Joseph Schlossberg (1875–1971) was born in Russia in 1875. In 1888, his family joined the massive wave of Russian Jews immigrating to North America and specifically to New York, where, like many others, Schlossberg worked in the garment trade. He became involved in the labour organization of the industry, and in 1914 co-founded with Sydney Hillman, later one of President Franklin D. Roosevelt’s closest advisers, the Amalgamated Clothing Workers of America, serving as General-Secretary from its establishment until 1940.
At about the time of the start of World War I, Schlossberg pioneered the Amalgamated’s takeover of the Montreal clothing (shmata) industry from the more conservative United Garment Workers, receiving important help from local Jewish and socialist labour leaders such as H. M. Caiserman. After a few smaller battles with local factories represented by the anti-union Clothing Manufacturers Association of Montreal (CMAM), which was headed by Jewish community leader Lyon Cohen, the Amalgamated took on Semi-Ready Ltd, which manufactured Canadian Army uniforms. A. F. Wood, the president of the company, accused Schlossberg of being a German agent whose mission was to destroy local manufacturing and thereby prevent Canadian soldiers from receiving the uniforms and equipment they needed. Schlossberg pointed out that “in Germany he would have been known as a ‘d-----d’ Jew and it seemed strange to come to Canada to be called a German.” Cohen, aware both of the need to maintain a modicum of Jewish communal unity and of the fact that Schlossberg was Russian, and not German, said: “We, the manufacturers, disagree with you [labour] leaders and strikers in certain matters, but we agree with your protest against slander.”

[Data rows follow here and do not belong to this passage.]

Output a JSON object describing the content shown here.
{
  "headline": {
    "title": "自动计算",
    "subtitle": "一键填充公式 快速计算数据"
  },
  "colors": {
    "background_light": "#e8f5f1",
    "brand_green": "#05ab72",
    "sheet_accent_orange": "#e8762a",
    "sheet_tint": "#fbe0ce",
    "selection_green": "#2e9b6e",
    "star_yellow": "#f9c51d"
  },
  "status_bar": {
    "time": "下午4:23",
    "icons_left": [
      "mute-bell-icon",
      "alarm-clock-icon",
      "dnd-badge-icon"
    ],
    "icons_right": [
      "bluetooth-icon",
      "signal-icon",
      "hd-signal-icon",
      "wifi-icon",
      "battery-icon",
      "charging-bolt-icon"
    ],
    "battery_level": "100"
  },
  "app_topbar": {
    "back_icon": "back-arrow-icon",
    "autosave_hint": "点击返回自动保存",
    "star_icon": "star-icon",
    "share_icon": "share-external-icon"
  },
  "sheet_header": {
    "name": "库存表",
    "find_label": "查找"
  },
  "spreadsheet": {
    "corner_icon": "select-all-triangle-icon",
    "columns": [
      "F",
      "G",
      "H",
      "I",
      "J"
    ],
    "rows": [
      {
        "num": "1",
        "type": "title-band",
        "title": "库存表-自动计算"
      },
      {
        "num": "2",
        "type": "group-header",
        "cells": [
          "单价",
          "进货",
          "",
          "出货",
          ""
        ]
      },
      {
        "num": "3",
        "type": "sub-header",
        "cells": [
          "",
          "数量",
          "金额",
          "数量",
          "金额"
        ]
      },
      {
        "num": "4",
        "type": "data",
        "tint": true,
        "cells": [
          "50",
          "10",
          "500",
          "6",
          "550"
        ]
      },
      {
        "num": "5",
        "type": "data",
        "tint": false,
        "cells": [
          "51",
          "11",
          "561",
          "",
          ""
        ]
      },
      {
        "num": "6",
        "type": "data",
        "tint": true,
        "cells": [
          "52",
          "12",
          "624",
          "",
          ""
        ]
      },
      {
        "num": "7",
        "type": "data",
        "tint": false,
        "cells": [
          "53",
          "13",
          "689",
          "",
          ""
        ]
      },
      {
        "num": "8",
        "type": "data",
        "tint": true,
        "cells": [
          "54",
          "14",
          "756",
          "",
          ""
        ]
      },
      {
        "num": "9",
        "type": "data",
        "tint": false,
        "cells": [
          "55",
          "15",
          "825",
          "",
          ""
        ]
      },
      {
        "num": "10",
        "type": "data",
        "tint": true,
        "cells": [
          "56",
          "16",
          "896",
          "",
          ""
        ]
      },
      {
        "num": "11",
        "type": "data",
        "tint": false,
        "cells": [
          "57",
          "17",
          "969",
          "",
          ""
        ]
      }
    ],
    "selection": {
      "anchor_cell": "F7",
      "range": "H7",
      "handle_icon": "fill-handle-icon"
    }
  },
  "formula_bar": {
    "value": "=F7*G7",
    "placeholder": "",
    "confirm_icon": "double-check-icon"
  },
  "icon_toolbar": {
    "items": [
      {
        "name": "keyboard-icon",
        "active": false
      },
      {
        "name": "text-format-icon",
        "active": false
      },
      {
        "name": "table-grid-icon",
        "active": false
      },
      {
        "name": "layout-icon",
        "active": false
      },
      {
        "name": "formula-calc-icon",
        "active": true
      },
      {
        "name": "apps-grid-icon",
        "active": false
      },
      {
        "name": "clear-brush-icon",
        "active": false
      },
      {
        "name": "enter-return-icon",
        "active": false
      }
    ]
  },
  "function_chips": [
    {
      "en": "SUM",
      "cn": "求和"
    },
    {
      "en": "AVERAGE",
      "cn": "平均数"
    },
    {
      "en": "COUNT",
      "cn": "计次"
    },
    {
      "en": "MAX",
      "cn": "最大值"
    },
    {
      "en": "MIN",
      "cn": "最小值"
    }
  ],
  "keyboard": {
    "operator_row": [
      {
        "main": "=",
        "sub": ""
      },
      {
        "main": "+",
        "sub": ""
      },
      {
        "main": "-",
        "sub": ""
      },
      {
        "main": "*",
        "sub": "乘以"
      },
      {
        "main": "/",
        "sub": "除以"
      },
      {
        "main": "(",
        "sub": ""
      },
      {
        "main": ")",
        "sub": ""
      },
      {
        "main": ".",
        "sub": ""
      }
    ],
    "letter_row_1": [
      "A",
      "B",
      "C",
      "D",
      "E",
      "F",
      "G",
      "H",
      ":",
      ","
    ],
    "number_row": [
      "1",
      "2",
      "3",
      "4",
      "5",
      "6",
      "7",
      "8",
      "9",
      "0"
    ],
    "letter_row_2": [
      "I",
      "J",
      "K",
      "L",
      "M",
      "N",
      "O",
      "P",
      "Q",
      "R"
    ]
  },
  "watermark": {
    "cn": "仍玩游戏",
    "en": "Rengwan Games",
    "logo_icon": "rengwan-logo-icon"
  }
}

Despite these modest overtures over the Schlossberg controversy, the labour disputes with Cohen and other members of CMAM escalated until the entire industry effectively had shut down by February 1917. The clothing manufacturers committed themselves to stopping the spread of the Amalgamated throughout the city, and the union organizers, in turn, were committed to demanding fair treatment for all employees. Tensions continued to rise, as violence broke out on picket lines, and a bomb exploded at the house of one strike-breaker. The industry-wide shutdown ended in May 1917, with some small victories for strikers. It was the most intense labour dispute in Montreal history, and would remain so until the volatile 1930s. Schlossberg continued to contend with Cohen and his manufacturing allies in the ensuing years of acute labour strife in the Montreal shmata industry.
Compiled by Richard Kreitner
Debs, Eugene V. et J. Robert Constantine. Letters of Eugene V. Debs Illinois : University of Illinois Press, 1990.
Logan, Harold Amos. Trade Unions in Canada. Toronto : Macmillan, 1948.
Tulchinsky, Gerald J. J. Taking Root : The Origins of the Canadian Jewish Community. Toronto : Lester Pub, 1992.
*Les images proviennent du Musée McCord et le Kheel Center, Cornell University.